[[ DATA FOR THIS EXERCISE open ]]

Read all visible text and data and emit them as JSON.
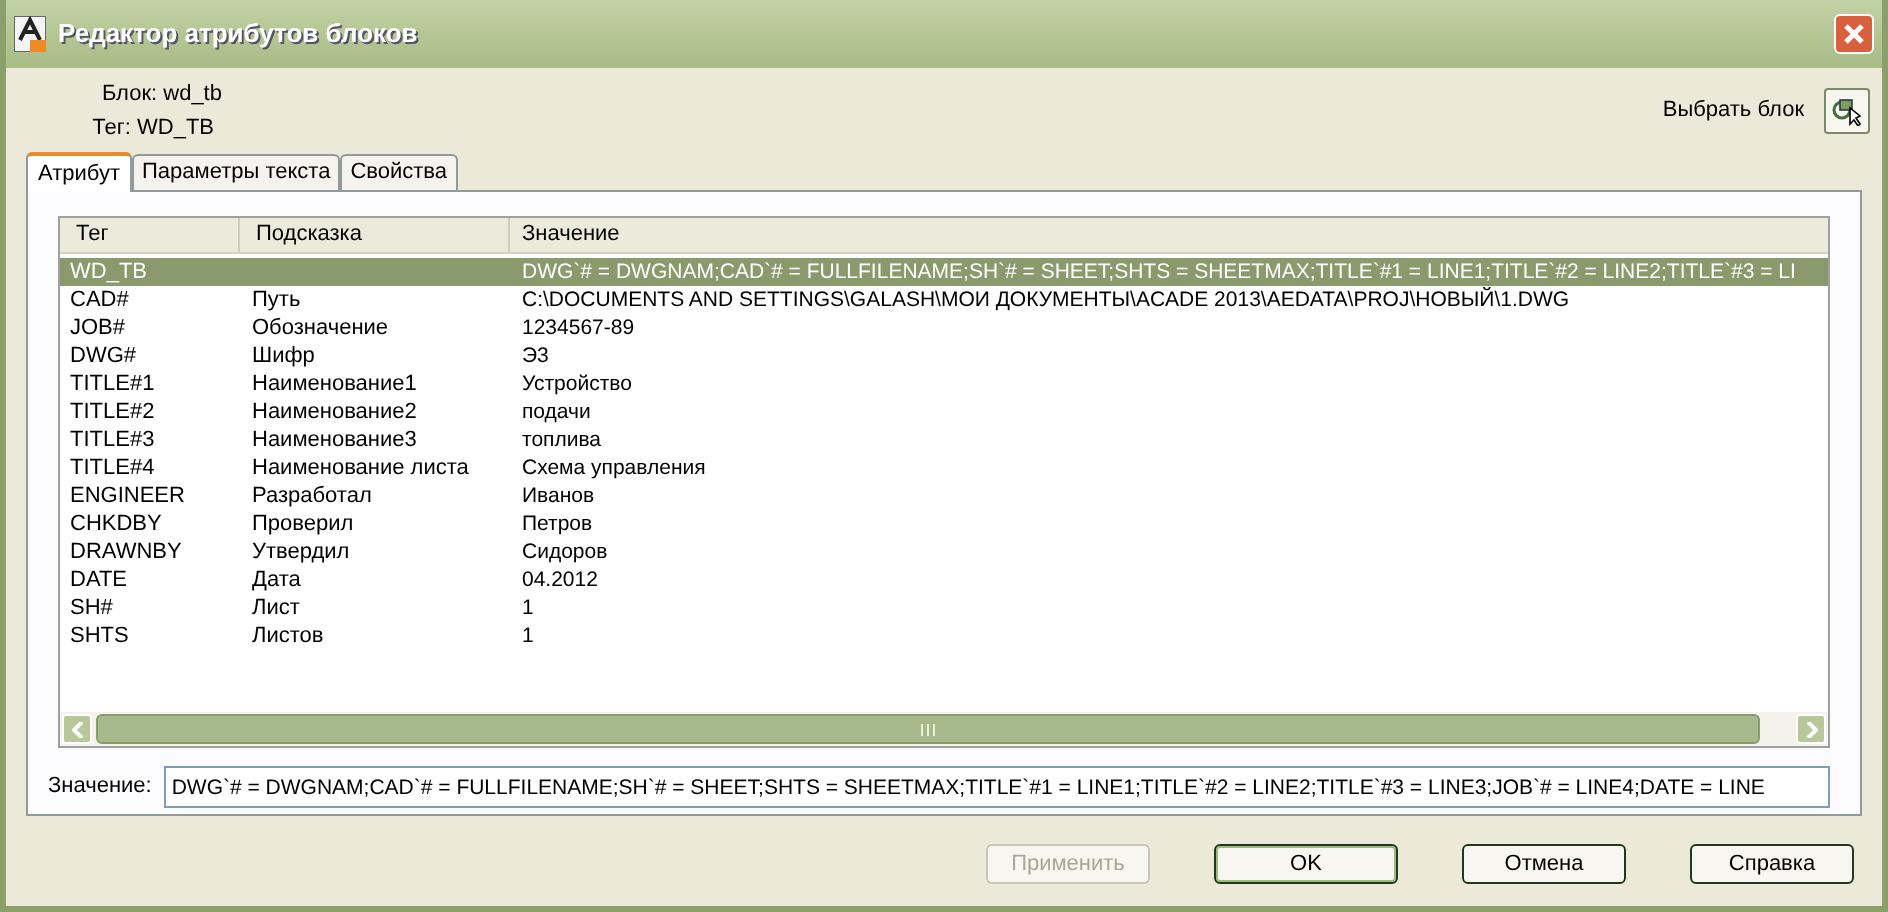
{
  "window": {
    "title": "Редактор атрибутов блоков"
  },
  "block": {
    "block_label": "Блок: wd_tb",
    "tag_label": "Тег: WD_TB"
  },
  "select_block": {
    "label": "Выбрать блок"
  },
  "tabs": [
    {
      "label": "Атрибут",
      "selected": true
    },
    {
      "label": "Параметры текста",
      "selected": false
    },
    {
      "label": "Свойства",
      "selected": false
    }
  ],
  "table": {
    "columns": [
      "Тег",
      "Подсказка",
      "Значение"
    ],
    "rows": [
      {
        "tag": "WD_TB",
        "prompt": "",
        "value": "DWG`# = DWGNAM;CAD`# = FULLFILENAME;SH`# = SHEET;SHTS = SHEETMAX;TITLE`#1 = LINE1;TITLE`#2 = LINE2;TITLE`#3 = LI",
        "selected": true
      },
      {
        "tag": "CAD#",
        "prompt": "Путь",
        "value": "C:\\DOCUMENTS AND SETTINGS\\GALASH\\МОИ ДОКУМЕНТЫ\\ACADE 2013\\AEDATA\\PROJ\\НОВЫЙ\\1.DWG",
        "selected": false
      },
      {
        "tag": "JOB#",
        "prompt": "Обозначение",
        "value": "1234567-89",
        "selected": false
      },
      {
        "tag": "DWG#",
        "prompt": "Шифр",
        "value": "Э3",
        "selected": false
      },
      {
        "tag": "TITLE#1",
        "prompt": "Наименование1",
        "value": "Устройство",
        "selected": false
      },
      {
        "tag": "TITLE#2",
        "prompt": "Наименование2",
        "value": "подачи",
        "selected": false
      },
      {
        "tag": "TITLE#3",
        "prompt": "Наименование3",
        "value": "топлива",
        "selected": false
      },
      {
        "tag": "TITLE#4",
        "prompt": "Наименование листа",
        "value": "Схема управления",
        "selected": false
      },
      {
        "tag": "ENGINEER",
        "prompt": "Разработал",
        "value": "Иванов",
        "selected": false
      },
      {
        "tag": "CHKDBY",
        "prompt": "Проверил",
        "value": "Петров",
        "selected": false
      },
      {
        "tag": "DRAWNBY",
        "prompt": "Утвердил",
        "value": "Сидоров",
        "selected": false
      },
      {
        "tag": "DATE",
        "prompt": "Дата",
        "value": "04.2012",
        "selected": false
      },
      {
        "tag": "SH#",
        "prompt": "Лист",
        "value": "1",
        "selected": false
      },
      {
        "tag": "SHTS",
        "prompt": "Листов",
        "value": "1",
        "selected": false
      }
    ]
  },
  "value_field": {
    "label": "Значение:",
    "value": "DWG`# = DWGNAM;CAD`# = FULLFILENAME;SH`# = SHEET;SHTS = SHEETMAX;TITLE`#1 = LINE1;TITLE`#2 = LINE2;TITLE`#3 = LINE3;JOB`# = LINE4;DATE = LINE"
  },
  "buttons": [
    {
      "label": "Применить",
      "disabled": true,
      "default": false
    },
    {
      "label": "OK",
      "disabled": false,
      "default": true
    },
    {
      "label": "Отмена",
      "disabled": false,
      "default": false
    },
    {
      "label": "Справка",
      "disabled": false,
      "default": false
    }
  ]
}
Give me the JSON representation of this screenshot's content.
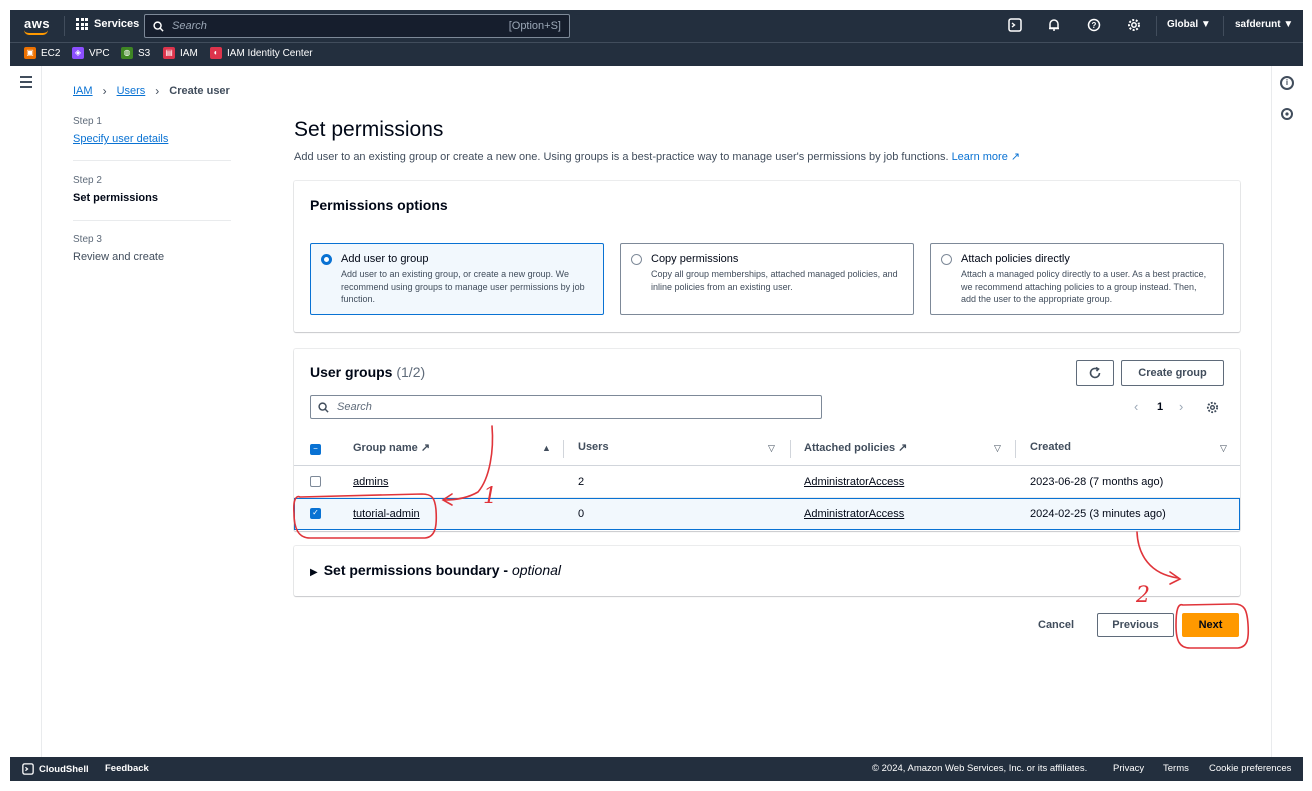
{
  "topnav": {
    "logo": "aws",
    "services_label": "Services",
    "search_placeholder": "Search",
    "search_shortcut": "[Option+S]",
    "region": "Global ▼",
    "user": "safderunt ▼"
  },
  "favorites": [
    {
      "label": "EC2",
      "color": "#ed7100"
    },
    {
      "label": "VPC",
      "color": "#8c4fff"
    },
    {
      "label": "S3",
      "color": "#3f8624"
    },
    {
      "label": "IAM",
      "color": "#dd344c"
    },
    {
      "label": "IAM Identity Center",
      "color": "#dd344c"
    }
  ],
  "breadcrumb": {
    "iam": "IAM",
    "users": "Users",
    "current": "Create user"
  },
  "steps": [
    {
      "number": "Step 1",
      "label": "Specify user details"
    },
    {
      "number": "Step 2",
      "label": "Set permissions"
    },
    {
      "number": "Step 3",
      "label": "Review and create"
    }
  ],
  "page": {
    "title": "Set permissions",
    "description": "Add user to an existing group or create a new one. Using groups is a best-practice way to manage user's permissions by job functions.",
    "learn_more": "Learn more"
  },
  "permissions_options": {
    "heading": "Permissions options",
    "options": [
      {
        "title": "Add user to group",
        "desc": "Add user to an existing group, or create a new group. We recommend using groups to manage user permissions by job function.",
        "selected": true
      },
      {
        "title": "Copy permissions",
        "desc": "Copy all group memberships, attached managed policies, and inline policies from an existing user.",
        "selected": false
      },
      {
        "title": "Attach policies directly",
        "desc": "Attach a managed policy directly to a user. As a best practice, we recommend attaching policies to a group instead. Then, add the user to the appropriate group.",
        "selected": false
      }
    ]
  },
  "user_groups": {
    "heading": "User groups",
    "count": "(1/2)",
    "create_group": "Create group",
    "search_placeholder": "Search",
    "page": "1",
    "columns": [
      "Group name",
      "Users",
      "Attached policies",
      "Created"
    ],
    "rows": [
      {
        "name": "admins",
        "users": "2",
        "policy": "AdministratorAccess",
        "created": "2023-06-28 (7 months ago)",
        "checked": false
      },
      {
        "name": "tutorial-admin",
        "users": "0",
        "policy": "AdministratorAccess",
        "created": "2024-02-25 (3 minutes ago)",
        "checked": true
      }
    ]
  },
  "boundary": {
    "label": "Set permissions boundary - ",
    "optional": "optional"
  },
  "actions": {
    "cancel": "Cancel",
    "previous": "Previous",
    "next": "Next"
  },
  "annotations": {
    "one": "1",
    "two": "2",
    "color": "#e0343a"
  },
  "footer": {
    "cloudshell": "CloudShell",
    "feedback": "Feedback",
    "copyright": "© 2024, Amazon Web Services, Inc. or its affiliates.",
    "privacy": "Privacy",
    "terms": "Terms",
    "cookies": "Cookie preferences"
  },
  "colors": {
    "accent": "#0972d3",
    "primary_button": "#ff9900",
    "nav_bg": "#232f3e"
  }
}
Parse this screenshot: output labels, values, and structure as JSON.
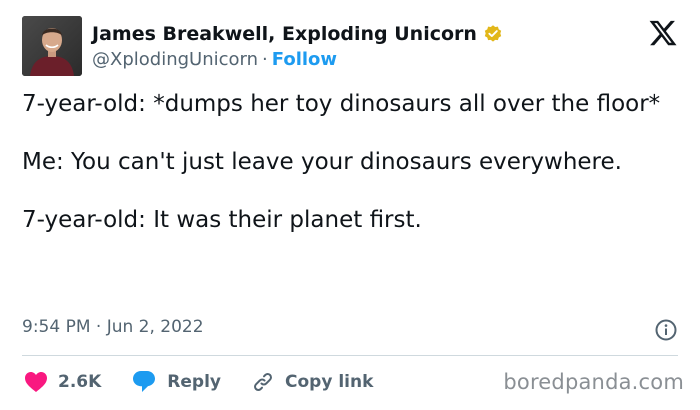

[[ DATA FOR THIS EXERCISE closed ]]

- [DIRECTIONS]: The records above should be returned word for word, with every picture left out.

- [RESPONSE AREA]:
Read all visible text and data and emit them as JSON.
{
  "window": {
    "title": "Редактор атрибутов блоков"
  },
  "block": {
    "block_label": "Блок: wd_tb",
    "tag_label": "Тег: WD_TB"
  },
  "select_block": {
    "label": "Выбрать блок"
  },
  "tabs": [
    {
      "label": "Атрибут",
      "selected": true
    },
    {
      "label": "Параметры текста",
      "selected": false
    },
    {
      "label": "Свойства",
      "selected": false
    }
  ],
  "table": {
    "columns": [
      "Тег",
      "Подсказка",
      "Значение"
    ],
    "rows": [
      {
        "tag": "WD_TB",
        "prompt": "",
        "value": "DWG`# = DWGNAM;CAD`# = FULLFILENAME;SH`# = SHEET;SHTS = SHEETMAX;TITLE`#1 = LINE1;TITLE`#2 = LINE2;TITLE`#3 = LI",
        "selected": true
      },
      {
        "tag": "CAD#",
        "prompt": "Путь",
        "value": "C:\\DOCUMENTS AND SETTINGS\\GALASH\\МОИ ДОКУМЕНТЫ\\ACADE 2013\\AEDATA\\PROJ\\НОВЫЙ\\1.DWG",
        "selected": false
      },
      {
        "tag": "JOB#",
        "prompt": "Обозначение",
        "value": "1234567-89",
        "selected": false
      },
      {
        "tag": "DWG#",
        "prompt": "Шифр",
        "value": "Э3",
        "selected": false
      },
      {
        "tag": "TITLE#1",
        "prompt": "Наименование1",
        "value": "Устройство",
        "selected": false
      },
      {
        "tag": "TITLE#2",
        "prompt": "Наименование2",
        "value": "подачи",
        "selected": false
      },
      {
        "tag": "TITLE#3",
        "prompt": "Наименование3",
        "value": "топлива",
        "selected": false
      },
      {
        "tag": "TITLE#4",
        "prompt": "Наименование листа",
        "value": "Схема управления",
        "selected": false
      },
      {
        "tag": "ENGINEER",
        "prompt": "Разработал",
        "value": "Иванов",
        "selected": false
      },
      {
        "tag": "CHKDBY",
        "prompt": "Проверил",
        "value": "Петров",
        "selected": false
      },
      {
        "tag": "DRAWNBY",
        "prompt": "Утвердил",
        "value": "Сидоров",
        "selected": false
      },
      {
        "tag": "DATE",
        "prompt": "Дата",
        "value": "04.2012",
        "selected": false
      },
      {
        "tag": "SH#",
        "prompt": "Лист",
        "value": "1",
        "selected": false
      },
      {
        "tag": "SHTS",
        "prompt": "Листов",
        "value": "1",
        "selected": false
      }
    ]
  },
  "value_field": {
    "label": "Значение:",
    "value": "DWG`# = DWGNAM;CAD`# = FULLFILENAME;SH`# = SHEET;SHTS = SHEETMAX;TITLE`#1 = LINE1;TITLE`#2 = LINE2;TITLE`#3 = LINE3;JOB`# = LINE4;DATE = LINE"
  },
  "buttons": [
    {
      "label": "Применить",
      "disabled": true,
      "default": false
    },
    {
      "label": "OK",
      "disabled": false,
      "default": true
    },
    {
      "label": "Отмена",
      "disabled": false,
      "default": false
    },
    {
      "label": "Справка",
      "disabled": false,
      "default": false
    }
  ]
}
Give me the JSON representation of this screenshot's content.
{
  "topnav": {
    "logo": "aws",
    "services_label": "Services",
    "search_placeholder": "Search",
    "search_shortcut": "[Option+S]",
    "region": "Global ▼",
    "user": "safderunt ▼"
  },
  "favorites": [
    {
      "label": "EC2",
      "color": "#ed7100"
    },
    {
      "label": "VPC",
      "color": "#8c4fff"
    },
    {
      "label": "S3",
      "color": "#3f8624"
    },
    {
      "label": "IAM",
      "color": "#dd344c"
    },
    {
      "label": "IAM Identity Center",
      "color": "#dd344c"
    }
  ],
  "breadcrumb": {
    "iam": "IAM",
    "users": "Users",
    "current": "Create user"
  },
  "steps": [
    {
      "number": "Step 1",
      "label": "Specify user details"
    },
    {
      "number": "Step 2",
      "label": "Set permissions"
    },
    {
      "number": "Step 3",
      "label": "Review and create"
    }
  ],
  "page": {
    "title": "Set permissions",
    "description": "Add user to an existing group or create a new one. Using groups is a best-practice way to manage user's permissions by job functions.",
    "learn_more": "Learn more"
  },
  "permissions_options": {
    "heading": "Permissions options",
    "options": [
      {
        "title": "Add user to group",
        "desc": "Add user to an existing group, or create a new group. We recommend using groups to manage user permissions by job function.",
        "selected": true
      },
      {
        "title": "Copy permissions",
        "desc": "Copy all group memberships, attached managed policies, and inline policies from an existing user.",
        "selected": false
      },
      {
        "title": "Attach policies directly",
        "desc": "Attach a managed policy directly to a user. As a best practice, we recommend attaching policies to a group instead. Then, add the user to the appropriate group.",
        "selected": false
      }
    ]
  },
  "user_groups": {
    "heading": "User groups",
    "count": "(1/2)",
    "create_group": "Create group",
    "search_placeholder": "Search",
    "page": "1",
    "columns": [
      "Group name",
      "Users",
      "Attached policies",
      "Created"
    ],
    "rows": [
      {
        "name": "admins",
        "users": "2",
        "policy": "AdministratorAccess",
        "created": "2023-06-28 (7 months ago)",
        "checked": false
      },
      {
        "name": "tutorial-admin",
        "users": "0",
        "policy": "AdministratorAccess",
        "created": "2024-02-25 (3 minutes ago)",
        "checked": true
      }
    ]
  },
  "boundary": {
    "label": "Set permissions boundary - ",
    "optional": "optional"
  },
  "actions": {
    "cancel": "Cancel",
    "previous": "Previous",
    "next": "Next"
  },
  "annotations": {
    "one": "1",
    "two": "2",
    "color": "#e0343a"
  },
  "footer": {
    "cloudshell": "CloudShell",
    "feedback": "Feedback",
    "copyright": "© 2024, Amazon Web Services, Inc. or its affiliates.",
    "privacy": "Privacy",
    "terms": "Terms",
    "cookies": "Cookie preferences"
  },
  "colors": {
    "accent": "#0972d3",
    "primary_button": "#ff9900",
    "nav_bg": "#232f3e"
  }
}
Parse this screenshot: output labels, values, and structure as JSON.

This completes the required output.